This may explain why Washington has been, as Mr. Karatnycky accurately points out, restrained in its reaction to Mr. Yanukovich’s rejection of NATO membership and other moves to back away from Russia’s strategic encirclement: President Obama appears to want a new kind of American foreign policy, one that deals with the world as it is, rather than seeking to remake it, violently if necessary, in the U.S.’s own image.
It remains to be seen how Mr. Yanukovich’s policies pan out. But give him credit for doing as president what he promised to do on the campaign trail, for giving new impetus to pan-European unity at a time when Europe seems to have run aground, and for standing for Ukraine’s national interest (as he understands it). As for the critically important matters of the economy and the fight against corruption, it is still too soon to tell, but the initial indicators are mixed at best. This will be the subject of a future commentary.
Vlad Sobell, Daiwa Institute of Research, London
It is in the nature of democracy that losers of elections waste no time in attacking the policies of the winner. Indeed, former Prime Minister Yulia Tymoshenko has not disappointed, having subjected Ukraine’s new President Viktor Yanukovich to harsh criticism on multiple fronts.
However, her arguments lose any iota of credibility if we recall the desperately sorry state of affairs in which her regime left the country when it was voted out of office. The IMF has been urging the new government to become more ambitious on structural reforms and the negotiations have been far from easy. But we should not forget why the preceding agreement with the IMF was suspended and why fresh negotiations are now necessary.
While the trigger for its suspension was a populist social spending bill pushed through the parliament by Yanukovich-led opposition, this was, in fact, merely the straw that broke the camel’s back: the Tymoshenko government had reneged on several key conditions of the previous program, including the promise to raise domestic gas prices and launch the reform of Naftohaz. Ms. Tymoshenko’s inability to establish constructive relations with President Yushchenko repeatedly thwarted the formation of credible economic policy. For these reasons the IMF had given up hope on Ukraine well before the death throes of the Orange regime.
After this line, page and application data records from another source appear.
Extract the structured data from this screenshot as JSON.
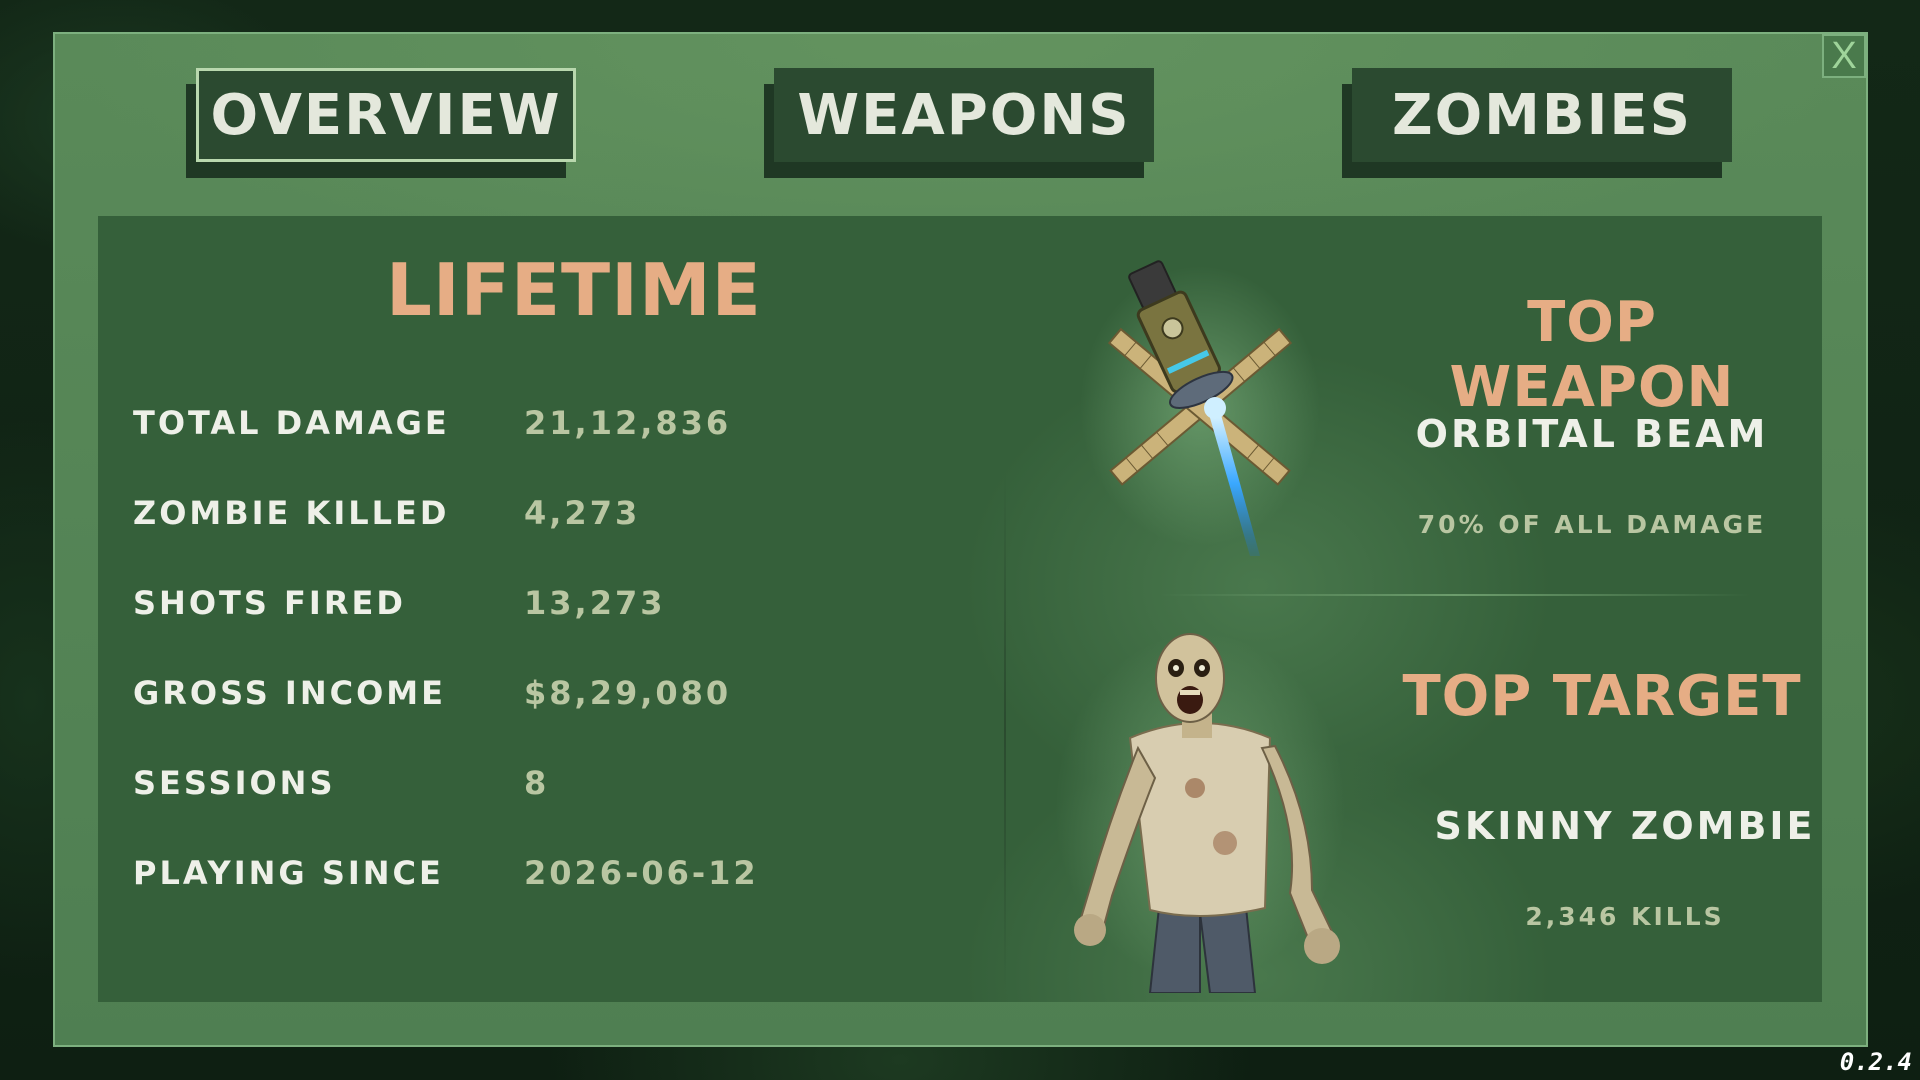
{
  "tabs": [
    {
      "label": "OVERVIEW",
      "active": true
    },
    {
      "label": "WEAPONS",
      "active": false
    },
    {
      "label": "ZOMBIES",
      "active": false
    }
  ],
  "close_label": "X",
  "lifetime": {
    "title": "LIFETIME",
    "stats": [
      {
        "label": "TOTAL DAMAGE",
        "value": "21,12,836"
      },
      {
        "label": "ZOMBIE KILLED",
        "value": "4,273"
      },
      {
        "label": "SHOTS FIRED",
        "value": "13,273"
      },
      {
        "label": "GROSS INCOME",
        "value": "$8,29,080"
      },
      {
        "label": "SESSIONS",
        "value": "8"
      },
      {
        "label": "PLAYING SINCE",
        "value": "2026-06-12"
      }
    ]
  },
  "top_weapon": {
    "heading": "TOP WEAPON",
    "name": "ORBITAL BEAM",
    "detail": "70% OF ALL DAMAGE",
    "icon": "orbital-beam-satellite-icon"
  },
  "top_target": {
    "heading": "TOP TARGET",
    "name": "SKINNY ZOMBIE",
    "detail": "2,346 KILLS",
    "icon": "skinny-zombie-icon"
  },
  "version": "0.2.4",
  "colors": {
    "accent_orange": "#e6ad85",
    "value_green": "#b9c6a2",
    "panel_green": "#35603a",
    "frame_green": "#5a8a59",
    "tab_dark": "#2b4a30"
  }
}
And if Mr. Yanukovich is lurching towards Russia, it is because constructive relations with Moscow offer Ukraine the only credible way out of its present dire predicament. The EU – never keen on drawing Ukraine into its orbit – is currently preoccupied with its own pressing problems. In due course, it will re-activate its Eastern policy and the issue of closer relations and eventually EU membership will re-surface. In the meantime, Ukraine must push ahead to achieve renewed growth and structural reforms. Mr. Yanukovich’s strategy is the only game in town if Ukraine is to resuscitate the economy and become a credible partner for the EU.